The group is running a six-figure digital advertising campaign in an attempt to persuade Kelly to run. 

Woods, who served as Arizona state attorney general in the 1990s, was McCain’s first congressional chief of staff in the 1990s. 

He criticized the Republican Party in a September op-ed for azcentral.com for having abandoned its “tethering philosophy.”

He says he would run as a Democrat if he can’t do so as an independent.

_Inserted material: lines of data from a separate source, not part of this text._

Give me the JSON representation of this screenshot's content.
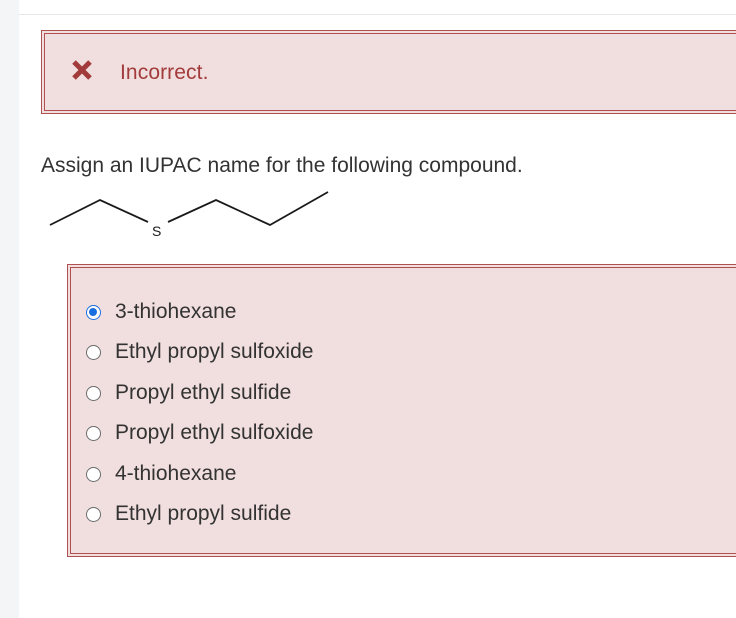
{
  "feedback": {
    "status_text": "Incorrect.",
    "icon": "close-x-icon",
    "background_color": "#f1dede",
    "accent_color": "#a23b3b"
  },
  "question": {
    "prompt": "Assign an IUPAC name for the following compound.",
    "structure_atom_label": "S"
  },
  "choices": {
    "selected_index": 0,
    "options": [
      {
        "label": "3-thiohexane",
        "selected": true
      },
      {
        "label": "Ethyl propyl sulfoxide",
        "selected": false
      },
      {
        "label": "Propyl ethyl sulfide",
        "selected": false
      },
      {
        "label": "Propyl ethyl sulfoxide",
        "selected": false
      },
      {
        "label": "4-thiohexane",
        "selected": false
      },
      {
        "label": "Ethyl propyl sulfide",
        "selected": false
      }
    ],
    "radio_selected_color": "#1a6fe0"
  }
}
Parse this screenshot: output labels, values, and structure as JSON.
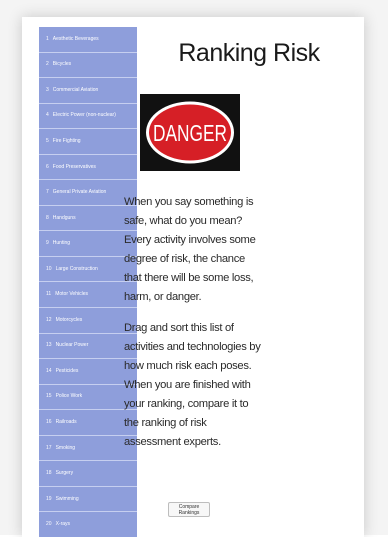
{
  "page": {
    "title": "Ranking Risk",
    "sign_text": "DANGER",
    "paragraph_1": "When you say something is safe, what do you mean? Every activity involves some degree of risk, the chance that there will be some loss, harm, or danger.",
    "paragraph_2": "Drag and sort this list of activities and technologies by how much risk each poses. When you are finished with your ranking, compare it to the ranking of risk assessment experts.",
    "compare_button_label": "Compare Rankings"
  },
  "colors": {
    "sidebar_bg": "#8e9edb",
    "sign_red": "#d61f26",
    "sign_black": "#111111"
  },
  "sidebar": {
    "items": [
      {
        "num": "1",
        "label": "Aesthetic Beverages"
      },
      {
        "num": "2",
        "label": "Bicycles"
      },
      {
        "num": "3",
        "label": "Commercial Aviation"
      },
      {
        "num": "4",
        "label": "Electric Power (non-nuclear)"
      },
      {
        "num": "5",
        "label": "Fire Fighting"
      },
      {
        "num": "6",
        "label": "Food Preservatives"
      },
      {
        "num": "7",
        "label": "General Private Aviation"
      },
      {
        "num": "8",
        "label": "Handguns"
      },
      {
        "num": "9",
        "label": "Hunting"
      },
      {
        "num": "10",
        "label": "Large Construction"
      },
      {
        "num": "11",
        "label": "Motor Vehicles"
      },
      {
        "num": "12",
        "label": "Motorcycles"
      },
      {
        "num": "13",
        "label": "Nuclear Power"
      },
      {
        "num": "14",
        "label": "Pesticides"
      },
      {
        "num": "15",
        "label": "Police Work"
      },
      {
        "num": "16",
        "label": "Railroads"
      },
      {
        "num": "17",
        "label": "Smoking"
      },
      {
        "num": "18",
        "label": "Surgery"
      },
      {
        "num": "19",
        "label": "Swimming"
      },
      {
        "num": "20",
        "label": "X-rays"
      }
    ]
  }
}
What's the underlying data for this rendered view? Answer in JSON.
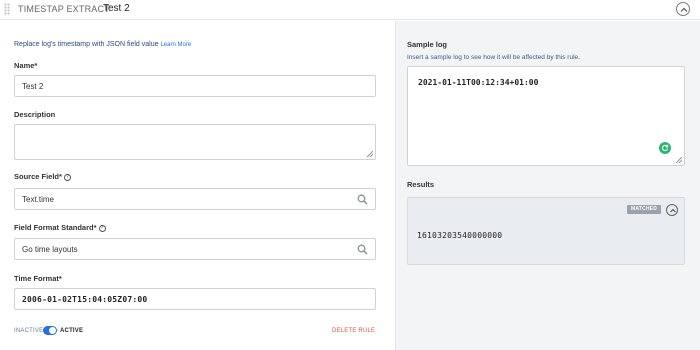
{
  "header": {
    "rule_type": "TIMESTAP EXTRACT",
    "rule_name": "Test 2"
  },
  "form": {
    "description_text": "Replace log's timestamp with JSON field value",
    "learn_more": "Learn More",
    "name_label": "Name*",
    "name_value": "Test 2",
    "description_label": "Description",
    "description_value": "",
    "source_field_label": "Source Field*",
    "source_field_value": "Text.time",
    "format_standard_label": "Field Format Standard*",
    "format_standard_value": "Go time layouts",
    "time_format_label": "Time Format*",
    "time_format_value": "2006-01-02T15:04:05Z07:00",
    "toggle_inactive": "INACTIVE",
    "toggle_active": "ACTIVE",
    "toggle_state": "active",
    "delete_rule": "DELETE RULE"
  },
  "sample": {
    "label": "Sample log",
    "hint": "Insert a sample log to see how it will be affected by this rule.",
    "value": "2021-01-11T00:12:34+01:00"
  },
  "results": {
    "label": "Results",
    "badge": "MATCHED",
    "value": "16103203540000000"
  },
  "colors": {
    "accent": "#2a6fdb",
    "delete": "#e0564b",
    "refresh": "#2db46f"
  }
}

The seat that McCain held for more than 30 years is currently occupied by Sen. Martha McSallyMartha Elizabeth McSallyTrump nominee's long road to Fed may be dead end McSally, staff asked to break up maskless photo op inside Capitol McSally's final floor speech: 'I gave it my all, and I left it all on the field' MORE (R), who served two terms in the House before losing a hard-fought race for Jeff FlakeJeffrey (Jeff) Lane FlakeProfiles in cowardice: Trump's Senate enablers McSally concedes Arizona Senate race The Hill's Morning Report - ObamaCare front and center; transition standoff continues MORE’s (R) Senate seat to Kyrsten Sinema (D).

She was picked in December to serve the remainder of McCain's term. 

Democrats see McSally as one of their top targets in 2020, along with Sens. Cory GardnerCory GardnerHillicon Valley: Trump fires top federal cybersecurity official, GOP senators push back | Apple to pay 3 million to resolve fight over batteries | Los Angeles Police ban use of third-party facial recognition software Senate passes bill to secure internet-connected devices against cyber vulnerabilities Democrats vent to Schumer over Senate majority failure MORE (R-Colo.) and Susan CollinsSusan Margaret CollinsTwo more parting shots from Trump aimed squarely at disabled workers Trump transition order follows chorus of GOP criticism The Memo: Trump election loss roils right MORE (R-Maine), who are both running in states that Democratic presidential nominee Hillary ClintonHillary Diane Rodham ClintonValadao unseats Cox in election rematch Trump says he'll leave White House if Biden declared winner of Electoral College Federal workers stuck it out with Trump — now, we're ready to get back to work MORE won in 2016.

Trump won Arizona in 2016 by 3.5 points but Sinema was able to defeat McSally by just over 2 points in November. 

Arizona Gov. Doug Ducey (R) first appointed former Sen. Jon Kyl (R) to McCain's seat after McCain's death in August. Kyl stepped down, as planned, in December, following the midterms.

Democrats think McSally will be vulnerable in 2020, a presidential election year when Democratic turnout is usually higher, because of her embrace of Trump in the 2018 Senate GOP primary. 

Mike Noble, an Arizona-based GOP pollster, told Reuters in August that embracing Trump in the primary “put McSally in a precarious position” but noted that it was necessary for her to advance to the general election.

Schumer played a key role in recruiting Sinema to run for the Senate in the 2018 cycle. He called her in August of 2017 to pledge his support over other primary candidates if she decided to run against Flake, who Democrats saw as vulnerable.

Flake announced his retirement in October of that year, denouncing the direction of the GOP under Trump.

At this point, however, it does not appear that Schumer is ready to clear the Arizona primary field for a favored pick as he is meeting with several candidates.

--Updated at 12:49 p.m.